As I said, this is a real mess. Considering the general economy and the financial health of this company, this is certainly not the time to be adding huge amounts of attorney expenses to the mix. Ironically, the partnership will be paying for Steve’s portion of the legal expenses, while Robert will have to pay his attorney out of his own pocket.
Lesson to be learned? Get a valuation of your business before you need it.
NAQP has released its 2010 Financial Benchmarking Study.
The best thing you could do for your business in the next 18 months is to purchase a copy of this 100-page study. To order, go to: http://www.napl.org/eseries/source/Orders/index.cfm.
It is packed with profit and loss statements, balance sheets, and key ratio pages—all designed to help you maximize profitability, regardless of your annual sales, location, or population mix. Plus, this study includes an outstanding industry overview and executive summary by well respected consultant and author Larry Hunt.
In my opinion, this is by far the most valuable publication available to the printing industry—and shame on you if you don’t have it! After you get the study, if you have any questions, don’t hesitate to give me a call. I will be glad to offer my assistance.
With a huge database available from the study, it is quite easy to enter a set of parameters and produce a P&L, balance sheet, and key ratio page for companies that match the criteria I select. So I thought I would keep it simple.
My search was to find single companies that fell in the 20-25th percentile and to compare their financial performance against those in the 74-80th percentile.

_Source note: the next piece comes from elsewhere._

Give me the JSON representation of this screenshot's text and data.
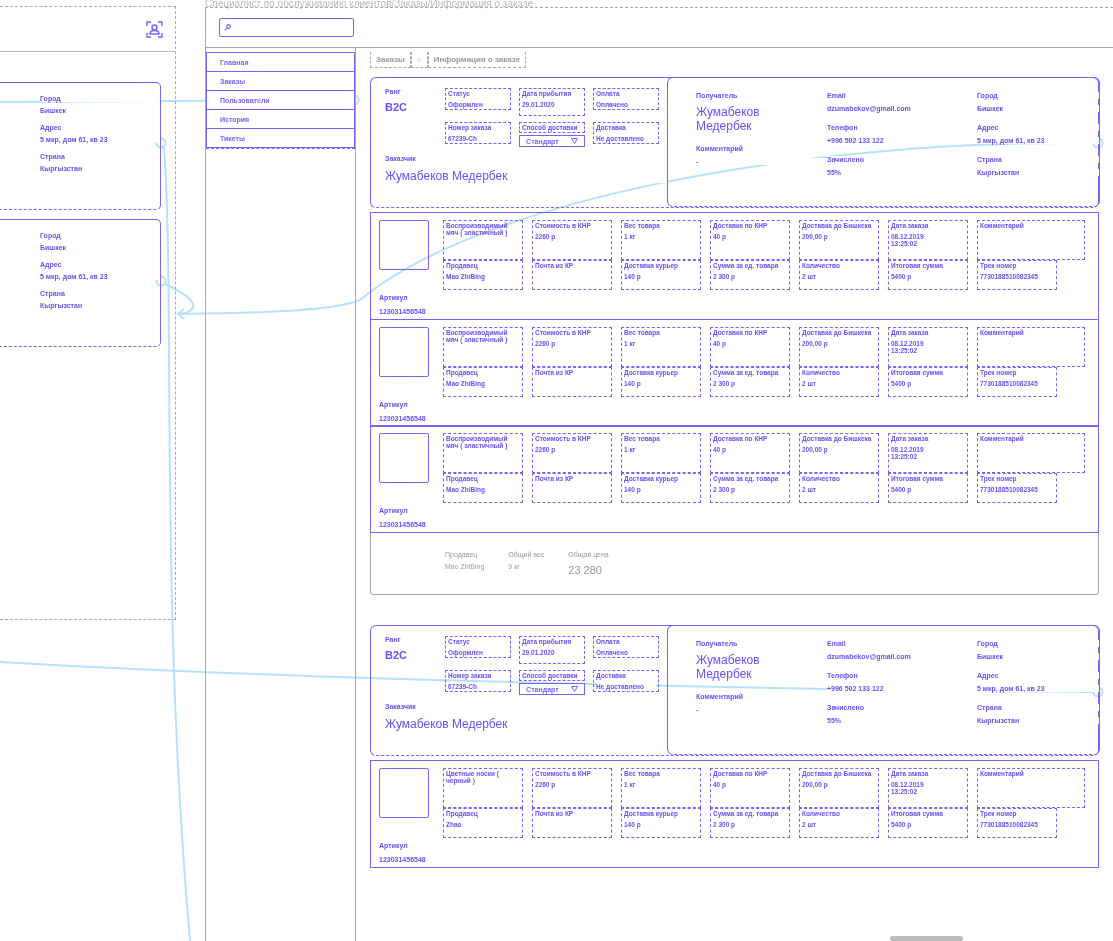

Ordinarily, I would have restricted this search to companies within a specific sales range, but I forgot to do so. Interestingly enough, the average sales for both sorts were very close to each other, thus adding more importance to the ratios I uncovered.
Space will not allow for much commentary. However, there are many lessons to be learned when searching out how some owners withdraw $175,000 or more from a $1 million company while others struggle to withdraw one fourth that amount ($45,921.)
One last thing. There was no magic in my selection process, other than I did not want to necessarily look at the very worst or the very best. I wanted a good selection of the under-achievers to compare against what I would call the over-achievers.
Top Firms: 74-80th Percentile
Total Sales $1,040,278 100%
Cost of Sales $311,750 30.0%
Payroll $293,072 28.2%
Overhead $259,807 25.0%
Total Costs $864,630 83.1%
Owners Comp $175,648 16.9%
Sales per Employee $126,709
Excess Earnings $110,027
Profits per Employee $15,260
Current Ratio 3.23:1
Return on Assets 27.07%
Bottom Firms: 20-25th Percentile Total Sales $988,785 100%
Cost of Sales $293,643 29.7%
Payroll $357,301 36.1%
Overhead $291,921 29.5%
Total Costs $942,864 95.4%
Owners Comp $45,921 4.6%
Sales per Employee $115,512
Excess Earnings $(17,270)
Profits per Employee $(2,284)
Current Ratio 1.79:1
Return on Assets -29.8%
The breakdown for sales was quite similar between the extractions. Approximately 45% of total sales for the laggards came from offset printing, while the leaders reported about 42%. The profit leaders reported significantly higher sales (12.2%) from mailing services than did the laggards (5.4%).
The average cost of goods between these two extractions was almost identical. In fact, COG as a percent of sales has changed less than 0.5% in 27 years. As a general rule, most printers appear to keep their COG within a range of 28-30%.
Payroll is the big number that almost always seems to jump out. How can a company doing about $55,000 less in sales can end up spending about $64,000 more in payroll costs? Payroll costs of 36% or more is almost indefensible.
Note that companies at the top report healthy Excess Earnings, companies near the bottom report negative Excess Earnings. This is the stuff that makes for high company valuations.
If you would like to know more, contact NAQP today and purchase this information packed study.
Senior contributing columnist John Stewart is president of Q.P. Consulting. He is co-author of the industry best seller “Print Shop For Sale” (www.printshopsforsale.net). Follow John’s blog on his website at www.quickconsultant.com. Contact him at 321/727-2444 or email@example.com.